Our location in the Scottish Highlands means that we fully understand how it can be for writers who might feel isolated from events and opportunities, and we work hard to make sure everyone can access the ones we provide. We aim to support those who might face other forms of isolation by offering a grant scheme that is open to writers who do not have the means to pay the full course fees. These bursaries have supported over one hundred writers in the last two years. We also support professional writers, who need time and space to write, through the annual Jessie Kesson Fellowship – which gives a published writer a month to spend at the centre, concentrating on creating new work and helping to raise awareness about Jessie Kesson through community events.

Our youth programme, which is supported by CashBack for Creativity, and managed by my colleague, Eilidh Smith, means that writers under the age of 25 in the Highlands have access to a programme of workshops, residential courses, mentoring and support which takes place at the centre and in schools, libraries and community centres around the Highlands. We target our efforts, making sure we reach out to those who don’t usually receive access to this kind of activity.  Much of our delivery is in partnership with other organisations, providing rich, multi-disciplinary experiences. Young writers also get the chance to visit and stay at the centre on youth programme writing courses, as well as on any open programme course if they are over 16. As well as benefiting from the creative writing aspects of the course, young people make new friends, work together, cook together and get a taste of independent living.

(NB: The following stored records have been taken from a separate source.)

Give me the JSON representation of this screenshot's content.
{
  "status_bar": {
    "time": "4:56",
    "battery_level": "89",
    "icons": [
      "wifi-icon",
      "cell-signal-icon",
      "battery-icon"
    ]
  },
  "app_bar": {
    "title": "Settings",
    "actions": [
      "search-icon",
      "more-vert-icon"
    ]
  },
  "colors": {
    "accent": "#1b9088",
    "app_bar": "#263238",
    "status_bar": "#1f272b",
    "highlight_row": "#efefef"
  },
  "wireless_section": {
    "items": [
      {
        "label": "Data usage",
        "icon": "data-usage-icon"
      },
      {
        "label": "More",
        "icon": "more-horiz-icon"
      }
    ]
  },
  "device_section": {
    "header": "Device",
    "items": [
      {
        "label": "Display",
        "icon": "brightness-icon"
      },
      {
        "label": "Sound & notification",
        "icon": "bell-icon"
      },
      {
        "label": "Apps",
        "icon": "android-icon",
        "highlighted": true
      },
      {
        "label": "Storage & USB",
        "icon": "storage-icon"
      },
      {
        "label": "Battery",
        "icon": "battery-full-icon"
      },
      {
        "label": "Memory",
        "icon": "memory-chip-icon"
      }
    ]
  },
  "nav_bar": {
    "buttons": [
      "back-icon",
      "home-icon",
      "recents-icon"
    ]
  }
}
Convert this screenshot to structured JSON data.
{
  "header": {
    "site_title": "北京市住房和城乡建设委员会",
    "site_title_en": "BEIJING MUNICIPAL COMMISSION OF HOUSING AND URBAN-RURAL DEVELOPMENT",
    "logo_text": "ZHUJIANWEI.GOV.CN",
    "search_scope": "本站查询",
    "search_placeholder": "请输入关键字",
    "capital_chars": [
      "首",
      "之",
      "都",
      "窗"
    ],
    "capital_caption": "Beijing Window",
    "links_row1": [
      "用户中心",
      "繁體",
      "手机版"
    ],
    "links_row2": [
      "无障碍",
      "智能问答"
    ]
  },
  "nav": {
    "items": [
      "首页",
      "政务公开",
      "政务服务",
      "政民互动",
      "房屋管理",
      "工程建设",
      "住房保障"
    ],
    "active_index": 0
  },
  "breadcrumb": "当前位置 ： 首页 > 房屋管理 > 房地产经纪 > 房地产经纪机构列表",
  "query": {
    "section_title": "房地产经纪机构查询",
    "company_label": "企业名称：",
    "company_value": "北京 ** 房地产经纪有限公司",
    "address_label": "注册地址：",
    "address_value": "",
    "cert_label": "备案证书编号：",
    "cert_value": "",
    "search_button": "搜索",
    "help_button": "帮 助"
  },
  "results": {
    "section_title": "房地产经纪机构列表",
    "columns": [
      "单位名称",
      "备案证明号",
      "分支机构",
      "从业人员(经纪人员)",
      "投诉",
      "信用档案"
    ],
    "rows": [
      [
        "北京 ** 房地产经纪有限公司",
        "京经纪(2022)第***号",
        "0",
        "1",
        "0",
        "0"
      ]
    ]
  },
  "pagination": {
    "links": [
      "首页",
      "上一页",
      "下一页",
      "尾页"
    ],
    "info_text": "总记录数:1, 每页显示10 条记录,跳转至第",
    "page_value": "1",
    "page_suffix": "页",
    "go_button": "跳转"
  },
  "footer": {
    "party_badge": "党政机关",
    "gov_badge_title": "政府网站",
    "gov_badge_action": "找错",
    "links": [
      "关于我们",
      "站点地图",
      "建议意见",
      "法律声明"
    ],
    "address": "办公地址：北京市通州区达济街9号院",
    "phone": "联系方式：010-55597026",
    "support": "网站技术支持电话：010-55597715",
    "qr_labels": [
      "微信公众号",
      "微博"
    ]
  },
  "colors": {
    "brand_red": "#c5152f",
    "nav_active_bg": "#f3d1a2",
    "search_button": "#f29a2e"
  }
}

5. Finally, what are your top three favourite books of all time (non-fiction and fiction)?

This is a tricky one; it’s like choosing between friends! I would have to say Sunset Song by Lewis Grassic Gibbon is one, as it inspired me to study Scottish literature and was the beginning of an enduring connection with Scottish writing. I also love The Poisonwood Bible by Barbara Kingsolver and am currently very much enjoying the poems in Gold from the Stone by Lemn Sissay.